--- Exercise goal ---
Verbatim output of the full listing is required.

--- Records for the exercise ---

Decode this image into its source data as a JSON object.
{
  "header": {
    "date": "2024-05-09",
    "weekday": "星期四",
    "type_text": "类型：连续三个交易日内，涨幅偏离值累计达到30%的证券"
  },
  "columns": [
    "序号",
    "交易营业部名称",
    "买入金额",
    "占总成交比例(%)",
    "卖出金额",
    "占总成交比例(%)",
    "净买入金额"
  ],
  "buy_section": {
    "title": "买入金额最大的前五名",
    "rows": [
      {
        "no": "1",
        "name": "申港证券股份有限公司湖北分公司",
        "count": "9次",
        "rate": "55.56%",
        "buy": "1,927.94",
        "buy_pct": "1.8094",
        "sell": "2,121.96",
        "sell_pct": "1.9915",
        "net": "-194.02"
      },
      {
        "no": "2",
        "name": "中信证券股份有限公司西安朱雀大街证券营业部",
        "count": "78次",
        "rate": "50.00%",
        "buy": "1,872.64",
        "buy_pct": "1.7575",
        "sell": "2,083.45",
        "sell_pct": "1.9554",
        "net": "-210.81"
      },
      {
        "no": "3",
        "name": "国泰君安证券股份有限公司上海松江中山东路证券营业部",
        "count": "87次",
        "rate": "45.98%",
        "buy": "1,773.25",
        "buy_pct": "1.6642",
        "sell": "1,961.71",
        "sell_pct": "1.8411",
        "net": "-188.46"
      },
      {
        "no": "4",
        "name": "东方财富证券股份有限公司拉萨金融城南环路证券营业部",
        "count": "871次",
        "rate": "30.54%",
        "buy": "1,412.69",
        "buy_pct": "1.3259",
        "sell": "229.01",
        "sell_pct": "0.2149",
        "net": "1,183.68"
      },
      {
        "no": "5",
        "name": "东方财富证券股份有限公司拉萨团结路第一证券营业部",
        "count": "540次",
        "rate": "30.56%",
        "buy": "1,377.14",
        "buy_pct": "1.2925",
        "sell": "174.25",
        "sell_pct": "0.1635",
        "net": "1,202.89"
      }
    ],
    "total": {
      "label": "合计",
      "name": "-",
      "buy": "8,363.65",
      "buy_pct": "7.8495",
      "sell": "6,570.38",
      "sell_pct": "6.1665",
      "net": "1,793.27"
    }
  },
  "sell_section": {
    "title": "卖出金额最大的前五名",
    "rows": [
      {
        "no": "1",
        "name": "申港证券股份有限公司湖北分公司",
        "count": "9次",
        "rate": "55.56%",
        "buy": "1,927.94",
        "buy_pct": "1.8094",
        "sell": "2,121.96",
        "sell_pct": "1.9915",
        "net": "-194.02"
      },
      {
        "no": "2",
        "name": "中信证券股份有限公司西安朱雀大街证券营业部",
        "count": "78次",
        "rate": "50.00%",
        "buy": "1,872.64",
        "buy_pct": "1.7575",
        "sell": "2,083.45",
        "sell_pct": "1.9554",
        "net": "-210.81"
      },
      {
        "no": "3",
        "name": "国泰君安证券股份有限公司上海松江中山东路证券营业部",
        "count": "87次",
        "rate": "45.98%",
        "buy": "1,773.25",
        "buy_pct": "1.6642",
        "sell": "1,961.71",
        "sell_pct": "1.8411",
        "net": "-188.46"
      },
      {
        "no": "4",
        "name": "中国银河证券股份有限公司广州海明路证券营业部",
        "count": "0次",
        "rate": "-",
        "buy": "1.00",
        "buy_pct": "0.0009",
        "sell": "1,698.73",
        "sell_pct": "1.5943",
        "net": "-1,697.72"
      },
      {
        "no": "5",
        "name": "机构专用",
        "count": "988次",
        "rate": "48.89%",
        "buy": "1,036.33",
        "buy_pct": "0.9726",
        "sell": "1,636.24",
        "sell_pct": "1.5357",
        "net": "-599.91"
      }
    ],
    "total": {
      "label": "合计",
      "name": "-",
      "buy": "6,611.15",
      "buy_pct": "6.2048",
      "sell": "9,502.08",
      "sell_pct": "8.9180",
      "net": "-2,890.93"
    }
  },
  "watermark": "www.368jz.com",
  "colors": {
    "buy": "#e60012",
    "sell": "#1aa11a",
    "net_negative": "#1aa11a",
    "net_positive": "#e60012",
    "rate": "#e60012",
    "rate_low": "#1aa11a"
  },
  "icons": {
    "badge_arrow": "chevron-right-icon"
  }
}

--- Task answer ---
Decode this image into its source data as a JSON object.
{
  "header": {
    "date": "2024-05-09",
    "weekday": "星期四",
    "type_text": "类型：连续三个交易日内，涨幅偏离值累计达到30%的证券"
  },
  "columns": [
    "序号",
    "交易营业部名称",
    "买入金额",
    "占总成交比例(%)",
    "卖出金额",
    "占总成交比例(%)",
    "净买入金额"
  ],
  "buy_section": {
    "title": "买入金额最大的前五名",
    "rows": [
      {
        "no": "1",
        "name": "申港证券股份有限公司湖北分公司",
        "count": "9次",
        "rate": "55.56%",
        "buy": "1,927.94",
        "buy_pct": "1.8094",
        "sell": "2,121.96",
        "sell_pct": "1.9915",
        "net": "-194.02"
      },
      {
        "no": "2",
        "name": "中信证券股份有限公司西安朱雀大街证券营业部",
        "count": "78次",
        "rate": "50.00%",
        "buy": "1,872.64",
        "buy_pct": "1.7575",
        "sell": "2,083.45",
        "sell_pct": "1.9554",
        "net": "-210.81"
      },
      {
        "no": "3",
        "name": "国泰君安证券股份有限公司上海松江中山东路证券营业部",
        "count": "87次",
        "rate": "45.98%",
        "buy": "1,773.25",
        "buy_pct": "1.6642",
        "sell": "1,961.71",
        "sell_pct": "1.8411",
        "net": "-188.46"
      },
      {
        "no": "4",
        "name": "东方财富证券股份有限公司拉萨金融城南环路证券营业部",
        "count": "871次",
        "rate": "30.54%",
        "buy": "1,412.69",
        "buy_pct": "1.3259",
        "sell": "229.01",
        "sell_pct": "0.2149",
        "net": "1,183.68"
      },
      {
        "no": "5",
        "name": "东方财富证券股份有限公司拉萨团结路第一证券营业部",
        "count": "540次",
        "rate": "30.56%",
        "buy": "1,377.14",
        "buy_pct": "1.2925",
        "sell": "174.25",
        "sell_pct": "0.1635",
        "net": "1,202.89"
      }
    ],
    "total": {
      "label": "合计",
      "name": "-",
      "buy": "8,363.65",
      "buy_pct": "7.8495",
      "sell": "6,570.38",
      "sell_pct": "6.1665",
      "net": "1,793.27"
    }
  },
  "sell_section": {
    "title": "卖出金额最大的前五名",
    "rows": [
      {
        "no": "1",
        "name": "申港证券股份有限公司湖北分公司",
        "count": "9次",
        "rate": "55.56%",
        "buy": "1,927.94",
        "buy_pct": "1.8094",
        "sell": "2,121.96",
        "sell_pct": "1.9915",
        "net": "-194.02"
      },
      {
        "no": "2",
        "name": "中信证券股份有限公司西安朱雀大街证券营业部",
        "count": "78次",
        "rate": "50.00%",
        "buy": "1,872.64",
        "buy_pct": "1.7575",
        "sell": "2,083.45",
        "sell_pct": "1.9554",
        "net": "-210.81"
      },
      {
        "no": "3",
        "name": "国泰君安证券股份有限公司上海松江中山东路证券营业部",
        "count": "87次",
        "rate": "45.98%",
        "buy": "1,773.25",
        "buy_pct": "1.6642",
        "sell": "1,961.71",
        "sell_pct": "1.8411",
        "net": "-188.46"
      },
      {
        "no": "4",
        "name": "中国银河证券股份有限公司广州海明路证券营业部",
        "count": "0次",
        "rate": "-",
        "buy": "1.00",
        "buy_pct": "0.0009",
        "sell": "1,698.73",
        "sell_pct": "1.5943",
        "net": "-1,697.72"
      },
      {
        "no": "5",
        "name": "机构专用",
        "count": "988次",
        "rate": "48.89%",
        "buy": "1,036.33",
        "buy_pct": "0.9726",
        "sell": "1,636.24",
        "sell_pct": "1.5357",
        "net": "-599.91"
      }
    ],
    "total": {
      "label": "合计",
      "name": "-",
      "buy": "6,611.15",
      "buy_pct": "6.2048",
      "sell": "9,502.08",
      "sell_pct": "8.9180",
      "net": "-2,890.93"
    }
  },
  "watermark": "www.368jz.com",
  "colors": {
    "buy": "#e60012",
    "sell": "#1aa11a",
    "net_negative": "#1aa11a",
    "net_positive": "#e60012",
    "rate": "#e60012",
    "rate_low": "#1aa11a"
  },
  "icons": {
    "badge_arrow": "chevron-right-icon"
  }
}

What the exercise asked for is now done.